# How can matter and anti-matter coexist in a meson?

Whilst learning about the nature of subatomic particles, I came along a pion zero meson. What really stumbled me was that the quark configuration of the particles was up and anti-up or down and anti-down (strange and anti-strange). My question is why don't the quarks annihilate and how would a particle like that be created?

• They do annihilate, that's why the particles decay, typically in less than a nanosecond. – knzhou Mar 1 at 12:42
• @knzhou Oh wow. Thank you very much! However, how would one be created? – steve_just_steve Mar 1 at 12:54
• @knzhou Looks like an answer to me – Aaron Stevens Mar 2 at 1:40

## 1 Answer

For matter and antimatter to annihilate, all the quantum numbers characterizing the two annihilating components have to add up to zero, so only same type can annihilate: proton-antiproton, electron-positron.

At the quark level for mesons it is just the $$π^0$$

where quark and antiquark can match and annihilate, leaving at first order the two photon decay channel.

However, how would one be created

It is created in primary interactions when the quantum numbers of quarks are matched up , depending on the probability of generating the particles.
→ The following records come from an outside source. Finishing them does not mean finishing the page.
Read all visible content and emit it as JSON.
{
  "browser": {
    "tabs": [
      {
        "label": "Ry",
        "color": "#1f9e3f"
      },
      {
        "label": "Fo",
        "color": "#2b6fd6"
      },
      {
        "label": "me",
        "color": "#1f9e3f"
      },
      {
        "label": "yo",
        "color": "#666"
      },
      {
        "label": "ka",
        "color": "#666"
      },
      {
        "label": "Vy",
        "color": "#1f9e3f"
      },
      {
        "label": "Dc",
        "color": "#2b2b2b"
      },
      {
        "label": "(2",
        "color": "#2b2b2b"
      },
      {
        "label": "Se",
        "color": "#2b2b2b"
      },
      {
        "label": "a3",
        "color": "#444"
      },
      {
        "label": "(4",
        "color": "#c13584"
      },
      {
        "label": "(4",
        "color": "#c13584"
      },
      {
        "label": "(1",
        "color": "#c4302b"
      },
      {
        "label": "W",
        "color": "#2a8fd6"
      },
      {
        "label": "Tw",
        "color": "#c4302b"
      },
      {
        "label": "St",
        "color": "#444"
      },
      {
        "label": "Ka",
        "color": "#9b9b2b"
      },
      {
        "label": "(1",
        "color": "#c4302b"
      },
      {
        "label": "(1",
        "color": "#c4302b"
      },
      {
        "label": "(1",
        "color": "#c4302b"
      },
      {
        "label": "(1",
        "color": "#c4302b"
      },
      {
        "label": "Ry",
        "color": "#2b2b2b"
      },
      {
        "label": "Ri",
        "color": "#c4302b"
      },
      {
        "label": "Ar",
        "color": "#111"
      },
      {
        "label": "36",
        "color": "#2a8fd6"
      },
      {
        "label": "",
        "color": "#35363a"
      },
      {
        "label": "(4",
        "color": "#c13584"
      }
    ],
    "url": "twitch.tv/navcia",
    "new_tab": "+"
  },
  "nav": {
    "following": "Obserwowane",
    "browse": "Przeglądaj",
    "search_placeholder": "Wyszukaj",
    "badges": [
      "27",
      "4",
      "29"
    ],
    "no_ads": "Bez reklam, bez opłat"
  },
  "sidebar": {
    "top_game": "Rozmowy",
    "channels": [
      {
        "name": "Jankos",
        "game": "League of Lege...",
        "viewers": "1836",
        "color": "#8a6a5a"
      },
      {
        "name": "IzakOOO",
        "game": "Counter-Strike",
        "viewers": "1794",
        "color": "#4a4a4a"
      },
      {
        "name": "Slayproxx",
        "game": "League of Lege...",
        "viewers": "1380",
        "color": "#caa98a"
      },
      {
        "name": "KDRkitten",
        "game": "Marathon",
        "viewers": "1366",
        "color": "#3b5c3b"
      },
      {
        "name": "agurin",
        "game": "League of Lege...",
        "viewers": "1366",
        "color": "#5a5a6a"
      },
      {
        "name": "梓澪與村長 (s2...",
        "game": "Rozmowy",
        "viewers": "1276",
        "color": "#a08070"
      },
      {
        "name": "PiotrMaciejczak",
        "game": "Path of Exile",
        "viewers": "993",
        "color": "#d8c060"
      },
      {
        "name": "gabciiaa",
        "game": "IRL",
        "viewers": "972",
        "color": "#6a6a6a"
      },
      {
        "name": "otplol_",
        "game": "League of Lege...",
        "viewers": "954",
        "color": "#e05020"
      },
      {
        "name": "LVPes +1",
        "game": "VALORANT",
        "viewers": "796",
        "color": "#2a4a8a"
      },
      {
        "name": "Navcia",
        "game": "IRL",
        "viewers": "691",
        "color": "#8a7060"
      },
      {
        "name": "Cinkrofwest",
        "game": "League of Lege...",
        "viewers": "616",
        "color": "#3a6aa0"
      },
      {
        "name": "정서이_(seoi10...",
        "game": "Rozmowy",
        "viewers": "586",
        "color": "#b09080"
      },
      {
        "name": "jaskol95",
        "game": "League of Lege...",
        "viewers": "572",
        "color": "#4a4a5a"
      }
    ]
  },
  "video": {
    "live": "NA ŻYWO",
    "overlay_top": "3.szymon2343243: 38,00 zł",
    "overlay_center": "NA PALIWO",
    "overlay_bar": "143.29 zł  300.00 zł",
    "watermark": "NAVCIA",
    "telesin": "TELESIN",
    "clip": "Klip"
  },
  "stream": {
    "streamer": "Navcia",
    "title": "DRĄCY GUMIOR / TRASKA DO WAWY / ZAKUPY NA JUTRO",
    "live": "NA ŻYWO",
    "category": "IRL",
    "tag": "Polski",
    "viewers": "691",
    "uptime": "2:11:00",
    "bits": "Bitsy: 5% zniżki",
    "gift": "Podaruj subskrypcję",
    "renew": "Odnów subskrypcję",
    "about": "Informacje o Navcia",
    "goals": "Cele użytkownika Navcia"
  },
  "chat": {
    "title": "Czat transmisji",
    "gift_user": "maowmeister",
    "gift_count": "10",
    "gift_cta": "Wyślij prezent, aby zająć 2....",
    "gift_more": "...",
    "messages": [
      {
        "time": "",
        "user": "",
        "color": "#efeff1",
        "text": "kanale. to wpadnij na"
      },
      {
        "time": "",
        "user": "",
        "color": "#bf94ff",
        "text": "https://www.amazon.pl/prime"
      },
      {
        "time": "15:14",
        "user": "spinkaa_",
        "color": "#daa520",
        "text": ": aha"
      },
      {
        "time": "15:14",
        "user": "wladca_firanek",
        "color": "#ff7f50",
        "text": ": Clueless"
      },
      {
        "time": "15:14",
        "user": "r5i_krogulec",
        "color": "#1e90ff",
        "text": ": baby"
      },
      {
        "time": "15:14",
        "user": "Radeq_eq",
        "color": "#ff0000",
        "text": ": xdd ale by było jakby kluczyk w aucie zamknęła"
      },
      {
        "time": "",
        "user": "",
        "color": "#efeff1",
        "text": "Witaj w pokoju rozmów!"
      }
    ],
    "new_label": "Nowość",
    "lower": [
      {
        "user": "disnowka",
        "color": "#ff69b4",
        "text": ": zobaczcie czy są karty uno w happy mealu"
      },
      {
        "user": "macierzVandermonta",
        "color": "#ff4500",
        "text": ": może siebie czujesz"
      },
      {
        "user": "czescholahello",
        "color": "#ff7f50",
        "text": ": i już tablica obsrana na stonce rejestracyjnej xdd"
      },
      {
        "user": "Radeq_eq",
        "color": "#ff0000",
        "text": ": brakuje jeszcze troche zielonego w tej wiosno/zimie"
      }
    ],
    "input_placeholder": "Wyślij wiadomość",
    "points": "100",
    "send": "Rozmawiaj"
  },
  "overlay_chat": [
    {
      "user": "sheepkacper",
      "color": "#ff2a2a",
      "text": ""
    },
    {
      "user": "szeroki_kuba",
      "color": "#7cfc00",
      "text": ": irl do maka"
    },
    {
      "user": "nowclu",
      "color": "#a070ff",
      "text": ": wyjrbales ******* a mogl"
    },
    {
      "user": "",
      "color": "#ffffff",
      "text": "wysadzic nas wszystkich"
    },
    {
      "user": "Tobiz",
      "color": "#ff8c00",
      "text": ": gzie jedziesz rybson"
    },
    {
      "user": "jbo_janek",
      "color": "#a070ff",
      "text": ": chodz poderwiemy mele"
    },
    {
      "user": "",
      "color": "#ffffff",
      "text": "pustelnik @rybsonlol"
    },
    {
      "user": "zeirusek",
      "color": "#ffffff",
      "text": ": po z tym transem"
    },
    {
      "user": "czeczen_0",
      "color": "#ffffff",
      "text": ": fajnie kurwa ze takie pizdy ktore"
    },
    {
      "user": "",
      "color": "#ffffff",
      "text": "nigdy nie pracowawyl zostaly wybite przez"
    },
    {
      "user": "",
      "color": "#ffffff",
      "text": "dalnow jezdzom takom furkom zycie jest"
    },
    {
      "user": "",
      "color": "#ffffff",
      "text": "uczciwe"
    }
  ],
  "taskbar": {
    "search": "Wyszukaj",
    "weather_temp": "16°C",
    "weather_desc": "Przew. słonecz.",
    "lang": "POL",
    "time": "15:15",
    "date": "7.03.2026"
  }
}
The charged mesons decay with the weak interaction, the $$π^0$$ quarks interact electromagnetically and lead to annihilation.

An example of a Feynman diagram where a $$π^0$$ can appear is below in the decay of a D meson: